By now the details surrounding Facebook and Cambridge Analytica’s data breach should be pretty clear, with information on more than 50million social network account holders in the US ‘harvested’ by the research company during an academic study.
One of the main problems with this is that in addition to those directly involved with the study, i.e. those who gave their permission for the data to be collected, the software used also stored information about their online friends, who had not ticked the ‘Yes’ box.
Questions have naturally been asked about how this data was then utilised by Cambridge Analytica, which was founded by Steve Bannon, one of President Trump’s key advisors during the presidential election of 2016. Or rather one pretty serious question: Was the information used to try and win votes for The Donald?
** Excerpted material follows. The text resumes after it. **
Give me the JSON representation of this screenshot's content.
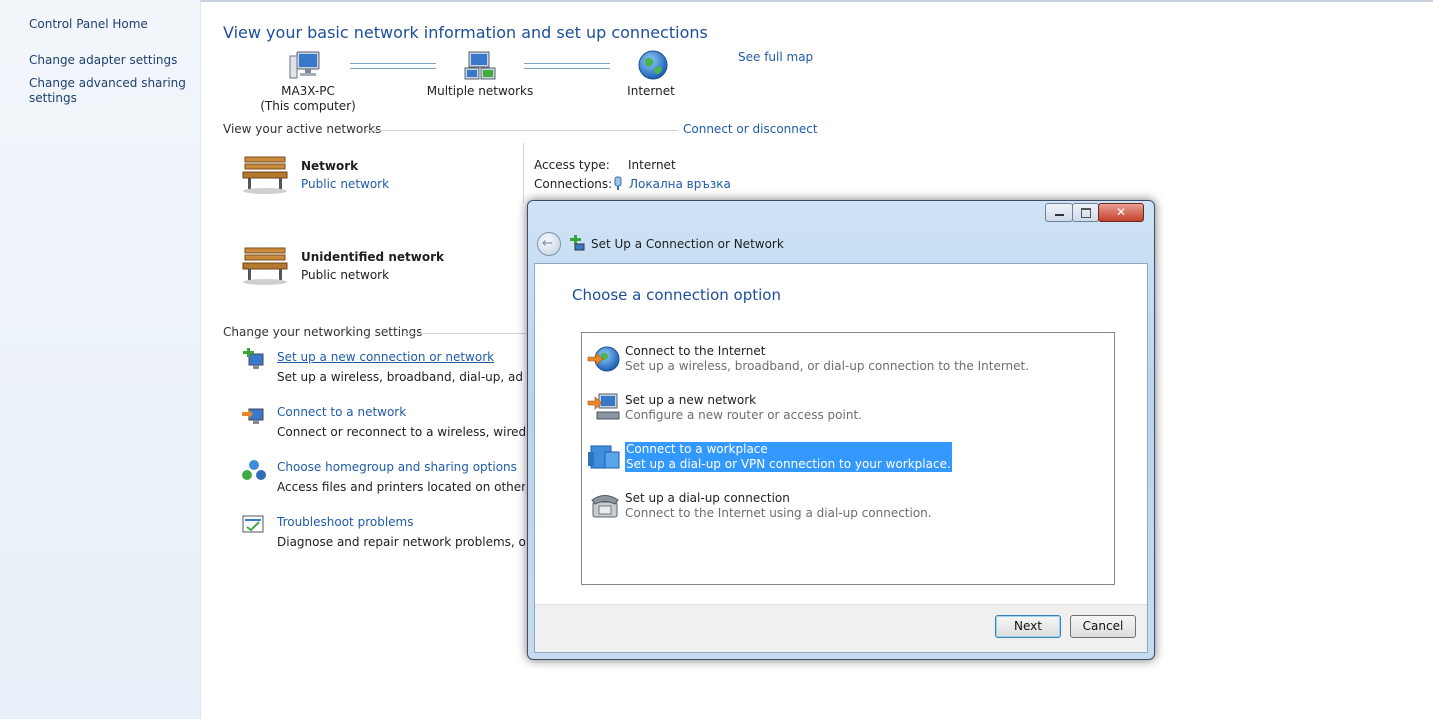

At the moment the answer seems to be ‘No’, simply because the data wasn’t good enough, and lacked the details of that which had already been collected via the Republication National Committee voter files, and was ineffective in comparison with Facebook’s well-established political advertising platform. All good then?
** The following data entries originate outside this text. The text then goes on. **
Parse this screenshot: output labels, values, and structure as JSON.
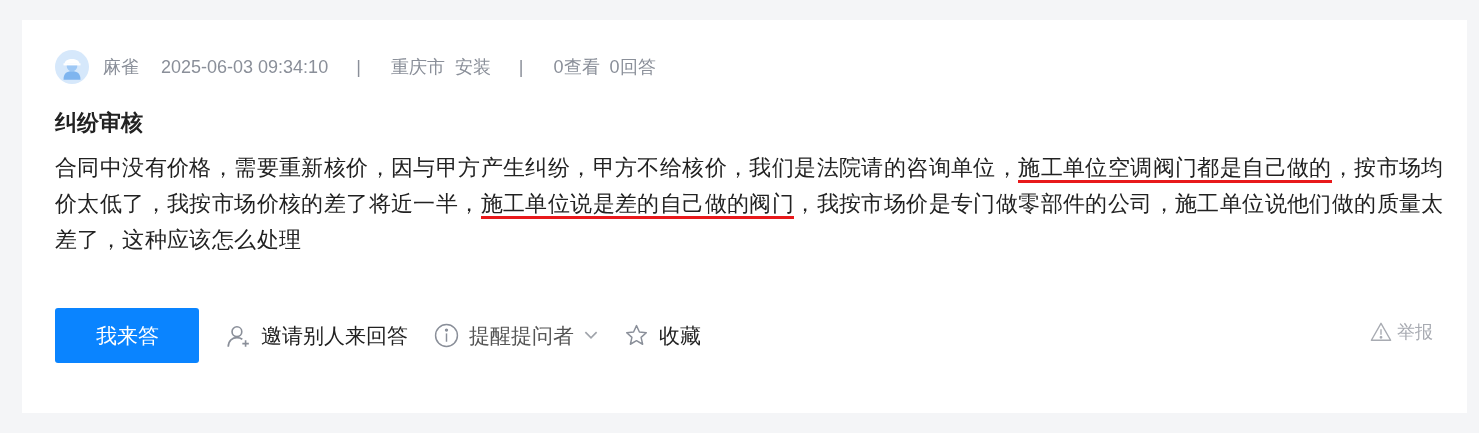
{
  "author": {
    "name": "麻雀",
    "time": "2025-06-03 09:34:10"
  },
  "separators": [
    "|",
    "|"
  ],
  "location": {
    "city": "重庆市",
    "category": "安装"
  },
  "stats": {
    "views": "0查看",
    "answers": "0回答"
  },
  "question": {
    "title": "纠纷审核",
    "segments": [
      {
        "text": "合同中没有价格，需要重新核价，因与甲方产生纠纷，甲方不给核价，我们是法院请的咨询单位，",
        "marked": false
      },
      {
        "text": "施工单位空调阀门都是自己做的",
        "marked": true
      },
      {
        "text": "，按市场均价太低了，我按市场价核的差了将近一半，",
        "marked": false
      },
      {
        "text": "施工单位说是差的自己做的阀门",
        "marked": true
      },
      {
        "text": "，我按市场价是专门做零部件的公司，施工单位说他们做的质量太差了，这种应该怎么处理",
        "marked": false
      }
    ]
  },
  "actions": [
    {
      "kind": "primary",
      "label": "我来答"
    },
    {
      "kind": "invite",
      "label": "邀请别人来回答"
    },
    {
      "kind": "remind",
      "label": "提醒提问者"
    },
    {
      "kind": "favorite",
      "label": "收藏"
    }
  ],
  "report": {
    "label": "举报"
  }
}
Err, probably not. So what happens now?
People are not rushing to forgive or forget. The most recent US election has already been exposed on a number of occasions as shady at best, not least thanks to the impact of Russian troll farms and fake news.
President Trump’s decision to ignore his advisors by congratulating Vladimir Putin on his recent win of a new term in office is enough to paint a vivid picture of the strangely close relationship between the top dogs in America and Russia.
So what are people doing about it? The hashtag #DeleteFacebook has been trending on various platforms, articles about removing Facebook accounts completely are everywhere, as are those regarding how to get a clear picture of the other platforms with access to the information Facebook stores about its users.
$36billion has also been wiped off the value of Facebook on the stock market. And, so far at least, the network’s HQ seems to be in disarray when it comes to a clear response.
One thing is for sure, this is going to help reassure people in Europe that the forthcoming GDPR data laws, set to be introduced in May, are absolutely essential in order to help protect them from this kind of situation. Not that Cambridge Analytica’s use of information isn’t a major issue even without those new regulations.
Whether the game is really up for Facebook remains to be seen— this isn’t the first time it’s been battered by controversy. However, sentiment towards the network was already bad enough, issues prevail surrounding how Facebook can keep publishers and brands onside as organic reach plummets, and an ongoing lack of personal posts continue to prevent the network’s algorithms from learning about its users.
The point being, there needs to be some major changes made in Facebook’s overall attitude— which is currently something like ‘we’re too big to fail’— if it’s to be seen as taking privacy and offensive content seriously enough, and respectful towards the organisations that provide the network with content essential to its survival.